**WHAT YOU WILL DO**
Write out every entry exactly as it stands.

(ENTRIES PROVIDED begins)

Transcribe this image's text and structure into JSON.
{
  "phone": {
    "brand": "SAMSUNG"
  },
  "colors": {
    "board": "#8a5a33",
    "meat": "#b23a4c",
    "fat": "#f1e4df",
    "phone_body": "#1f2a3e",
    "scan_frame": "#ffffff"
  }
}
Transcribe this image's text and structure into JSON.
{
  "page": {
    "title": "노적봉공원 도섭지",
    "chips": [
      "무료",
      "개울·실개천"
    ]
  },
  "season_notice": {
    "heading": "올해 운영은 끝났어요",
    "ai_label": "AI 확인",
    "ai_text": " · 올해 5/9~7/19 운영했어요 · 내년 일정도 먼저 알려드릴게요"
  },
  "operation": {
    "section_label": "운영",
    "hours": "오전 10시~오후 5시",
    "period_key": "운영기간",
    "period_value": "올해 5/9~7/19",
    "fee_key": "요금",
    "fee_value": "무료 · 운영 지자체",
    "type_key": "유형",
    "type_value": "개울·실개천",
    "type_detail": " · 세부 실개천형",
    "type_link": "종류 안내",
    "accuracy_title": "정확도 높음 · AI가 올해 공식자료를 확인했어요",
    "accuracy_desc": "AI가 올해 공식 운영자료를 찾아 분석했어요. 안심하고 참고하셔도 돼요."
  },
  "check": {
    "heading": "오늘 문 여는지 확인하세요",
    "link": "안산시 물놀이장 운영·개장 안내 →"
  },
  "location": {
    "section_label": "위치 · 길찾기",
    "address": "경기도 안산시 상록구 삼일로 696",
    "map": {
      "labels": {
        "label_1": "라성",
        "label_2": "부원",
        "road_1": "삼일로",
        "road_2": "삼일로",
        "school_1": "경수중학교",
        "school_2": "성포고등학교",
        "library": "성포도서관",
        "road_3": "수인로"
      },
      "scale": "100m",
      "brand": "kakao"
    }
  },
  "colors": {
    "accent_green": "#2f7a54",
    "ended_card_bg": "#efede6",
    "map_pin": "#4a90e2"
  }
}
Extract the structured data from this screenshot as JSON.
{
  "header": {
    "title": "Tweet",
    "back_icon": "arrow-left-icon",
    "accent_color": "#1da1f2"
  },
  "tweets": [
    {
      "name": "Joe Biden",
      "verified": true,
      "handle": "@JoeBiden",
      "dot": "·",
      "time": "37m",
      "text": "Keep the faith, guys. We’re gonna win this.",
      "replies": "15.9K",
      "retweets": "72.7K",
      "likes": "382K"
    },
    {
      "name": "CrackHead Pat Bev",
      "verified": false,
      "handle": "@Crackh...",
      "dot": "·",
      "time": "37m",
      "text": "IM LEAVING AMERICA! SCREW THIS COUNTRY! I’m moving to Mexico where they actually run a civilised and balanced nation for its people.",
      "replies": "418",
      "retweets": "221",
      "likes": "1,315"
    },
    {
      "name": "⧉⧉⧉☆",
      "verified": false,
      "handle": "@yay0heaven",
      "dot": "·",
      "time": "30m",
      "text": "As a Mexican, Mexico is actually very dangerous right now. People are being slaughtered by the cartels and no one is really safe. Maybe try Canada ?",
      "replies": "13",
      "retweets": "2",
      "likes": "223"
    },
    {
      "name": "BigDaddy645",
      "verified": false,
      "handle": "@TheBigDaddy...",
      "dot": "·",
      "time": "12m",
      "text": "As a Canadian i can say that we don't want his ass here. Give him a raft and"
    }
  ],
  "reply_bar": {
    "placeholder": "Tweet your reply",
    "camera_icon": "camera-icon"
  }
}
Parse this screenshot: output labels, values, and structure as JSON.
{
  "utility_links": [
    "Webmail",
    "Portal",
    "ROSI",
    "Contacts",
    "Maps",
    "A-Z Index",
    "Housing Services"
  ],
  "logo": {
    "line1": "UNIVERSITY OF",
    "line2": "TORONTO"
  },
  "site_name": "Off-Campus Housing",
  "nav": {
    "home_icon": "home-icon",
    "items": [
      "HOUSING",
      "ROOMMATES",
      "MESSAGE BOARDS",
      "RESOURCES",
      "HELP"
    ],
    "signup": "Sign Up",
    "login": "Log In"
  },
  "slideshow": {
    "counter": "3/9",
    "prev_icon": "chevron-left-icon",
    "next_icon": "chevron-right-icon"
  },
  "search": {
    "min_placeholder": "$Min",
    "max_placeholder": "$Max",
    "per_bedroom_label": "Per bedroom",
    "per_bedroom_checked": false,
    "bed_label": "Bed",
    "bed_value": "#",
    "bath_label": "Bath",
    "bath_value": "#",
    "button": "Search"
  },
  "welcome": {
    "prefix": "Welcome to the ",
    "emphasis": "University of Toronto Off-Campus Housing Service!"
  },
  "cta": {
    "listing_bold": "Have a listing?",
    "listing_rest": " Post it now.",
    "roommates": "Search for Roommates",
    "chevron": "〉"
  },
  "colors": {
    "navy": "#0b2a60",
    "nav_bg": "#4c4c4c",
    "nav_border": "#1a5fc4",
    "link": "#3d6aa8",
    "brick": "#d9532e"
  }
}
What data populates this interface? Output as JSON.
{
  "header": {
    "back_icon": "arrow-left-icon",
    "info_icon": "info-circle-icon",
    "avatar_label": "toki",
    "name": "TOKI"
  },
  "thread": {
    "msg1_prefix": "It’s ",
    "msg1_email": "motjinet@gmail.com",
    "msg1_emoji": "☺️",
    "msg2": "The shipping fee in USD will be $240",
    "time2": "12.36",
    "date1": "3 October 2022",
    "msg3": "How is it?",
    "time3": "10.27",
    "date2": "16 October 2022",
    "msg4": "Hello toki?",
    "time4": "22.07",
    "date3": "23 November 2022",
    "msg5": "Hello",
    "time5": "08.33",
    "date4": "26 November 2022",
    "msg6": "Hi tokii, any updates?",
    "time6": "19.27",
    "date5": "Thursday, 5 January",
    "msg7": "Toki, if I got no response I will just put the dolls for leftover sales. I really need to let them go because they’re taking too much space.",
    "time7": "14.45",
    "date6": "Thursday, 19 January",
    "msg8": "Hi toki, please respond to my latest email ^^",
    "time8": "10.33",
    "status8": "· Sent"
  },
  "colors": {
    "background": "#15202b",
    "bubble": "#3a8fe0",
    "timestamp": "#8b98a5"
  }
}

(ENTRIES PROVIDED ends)

**THE ANSWER**
Transcribe this image's text and structure into JSON.
{
  "phone": {
    "brand": "SAMSUNG"
  },
  "colors": {
    "board": "#8a5a33",
    "meat": "#b23a4c",
    "fat": "#f1e4df",
    "phone_body": "#1f2a3e",
    "scan_frame": "#ffffff"
  }
}
Transcribe this image's text and structure into JSON.
{
  "page": {
    "title": "노적봉공원 도섭지",
    "chips": [
      "무료",
      "개울·실개천"
    ]
  },
  "season_notice": {
    "heading": "올해 운영은 끝났어요",
    "ai_label": "AI 확인",
    "ai_text": " · 올해 5/9~7/19 운영했어요 · 내년 일정도 먼저 알려드릴게요"
  },
  "operation": {
    "section_label": "운영",
    "hours": "오전 10시~오후 5시",
    "period_key": "운영기간",
    "period_value": "올해 5/9~7/19",
    "fee_key": "요금",
    "fee_value": "무료 · 운영 지자체",
    "type_key": "유형",
    "type_value": "개울·실개천",
    "type_detail": " · 세부 실개천형",
    "type_link": "종류 안내",
    "accuracy_title": "정확도 높음 · AI가 올해 공식자료를 확인했어요",
    "accuracy_desc": "AI가 올해 공식 운영자료를 찾아 분석했어요. 안심하고 참고하셔도 돼요."
  },
  "check": {
    "heading": "오늘 문 여는지 확인하세요",
    "link": "안산시 물놀이장 운영·개장 안내 →"
  },
  "location": {
    "section_label": "위치 · 길찾기",
    "address": "경기도 안산시 상록구 삼일로 696",
    "map": {
      "labels": {
        "label_1": "라성",
        "label_2": "부원",
        "road_1": "삼일로",
        "road_2": "삼일로",
        "school_1": "경수중학교",
        "school_2": "성포고등학교",
        "library": "성포도서관",
        "road_3": "수인로"
      },
      "scale": "100m",
      "brand": "kakao"
    }
  },
  "colors": {
    "accent_green": "#2f7a54",
    "ended_card_bg": "#efede6",
    "map_pin": "#4a90e2"
  }
}
Extract the structured data from this screenshot as JSON.
{
  "header": {
    "title": "Tweet",
    "back_icon": "arrow-left-icon",
    "accent_color": "#1da1f2"
  },
  "tweets": [
    {
      "name": "Joe Biden",
      "verified": true,
      "handle": "@JoeBiden",
      "dot": "·",
      "time": "37m",
      "text": "Keep the faith, guys. We’re gonna win this.",
      "replies": "15.9K",
      "retweets": "72.7K",
      "likes": "382K"
    },
    {
      "name": "CrackHead Pat Bev",
      "verified": false,
      "handle": "@Crackh...",
      "dot": "·",
      "time": "37m",
      "text": "IM LEAVING AMERICA! SCREW THIS COUNTRY! I’m moving to Mexico where they actually run a civilised and balanced nation for its people.",
      "replies": "418",
      "retweets": "221",
      "likes": "1,315"
    },
    {
      "name": "⧉⧉⧉☆",
      "verified": false,
      "handle": "@yay0heaven",
      "dot": "·",
      "time": "30m",
      "text": "As a Mexican, Mexico is actually very dangerous right now. People are being slaughtered by the cartels and no one is really safe. Maybe try Canada ?",
      "replies": "13",
      "retweets": "2",
      "likes": "223"
    },
    {
      "name": "BigDaddy645",
      "verified": false,
      "handle": "@TheBigDaddy...",
      "dot": "·",
      "time": "12m",
      "text": "As a Canadian i can say that we don't want his ass here. Give him a raft and"
    }
  ],
  "reply_bar": {
    "placeholder": "Tweet your reply",
    "camera_icon": "camera-icon"
  }
}
Parse this screenshot: output labels, values, and structure as JSON.
{
  "utility_links": [
    "Webmail",
    "Portal",
    "ROSI",
    "Contacts",
    "Maps",
    "A-Z Index",
    "Housing Services"
  ],
  "logo": {
    "line1": "UNIVERSITY OF",
    "line2": "TORONTO"
  },
  "site_name": "Off-Campus Housing",
  "nav": {
    "home_icon": "home-icon",
    "items": [
      "HOUSING",
      "ROOMMATES",
      "MESSAGE BOARDS",
      "RESOURCES",
      "HELP"
    ],
    "signup": "Sign Up",
    "login": "Log In"
  },
  "slideshow": {
    "counter": "3/9",
    "prev_icon": "chevron-left-icon",
    "next_icon": "chevron-right-icon"
  },
  "search": {
    "min_placeholder": "$Min",
    "max_placeholder": "$Max",
    "per_bedroom_label": "Per bedroom",
    "per_bedroom_checked": false,
    "bed_label": "Bed",
    "bed_value": "#",
    "bath_label": "Bath",
    "bath_value": "#",
    "button": "Search"
  },
  "welcome": {
    "prefix": "Welcome to the ",
    "emphasis": "University of Toronto Off-Campus Housing Service!"
  },
  "cta": {
    "listing_bold": "Have a listing?",
    "listing_rest": " Post it now.",
    "roommates": "Search for Roommates",
    "chevron": "〉"
  },
  "colors": {
    "navy": "#0b2a60",
    "nav_bg": "#4c4c4c",
    "nav_border": "#1a5fc4",
    "link": "#3d6aa8",
    "brick": "#d9532e"
  }
}
What data populates this interface? Output as JSON.
{
  "header": {
    "back_icon": "arrow-left-icon",
    "info_icon": "info-circle-icon",
    "avatar_label": "toki",
    "name": "TOKI"
  },
  "thread": {
    "msg1_prefix": "It’s ",
    "msg1_email": "motjinet@gmail.com",
    "msg1_emoji": "☺️",
    "msg2": "The shipping fee in USD will be $240",
    "time2": "12.36",
    "date1": "3 October 2022",
    "msg3": "How is it?",
    "time3": "10.27",
    "date2": "16 October 2022",
    "msg4": "Hello toki?",
    "time4": "22.07",
    "date3": "23 November 2022",
    "msg5": "Hello",
    "time5": "08.33",
    "date4": "26 November 2022",
    "msg6": "Hi tokii, any updates?",
    "time6": "19.27",
    "date5": "Thursday, 5 January",
    "msg7": "Toki, if I got no response I will just put the dolls for leftover sales. I really need to let them go because they’re taking too much space.",
    "time7": "14.45",
    "date6": "Thursday, 19 January",
    "msg8": "Hi toki, please respond to my latest email ^^",
    "time8": "10.33",
    "status8": "· Sent"
  },
  "colors": {
    "background": "#15202b",
    "bubble": "#3a8fe0",
    "timestamp": "#8b98a5"
  }
}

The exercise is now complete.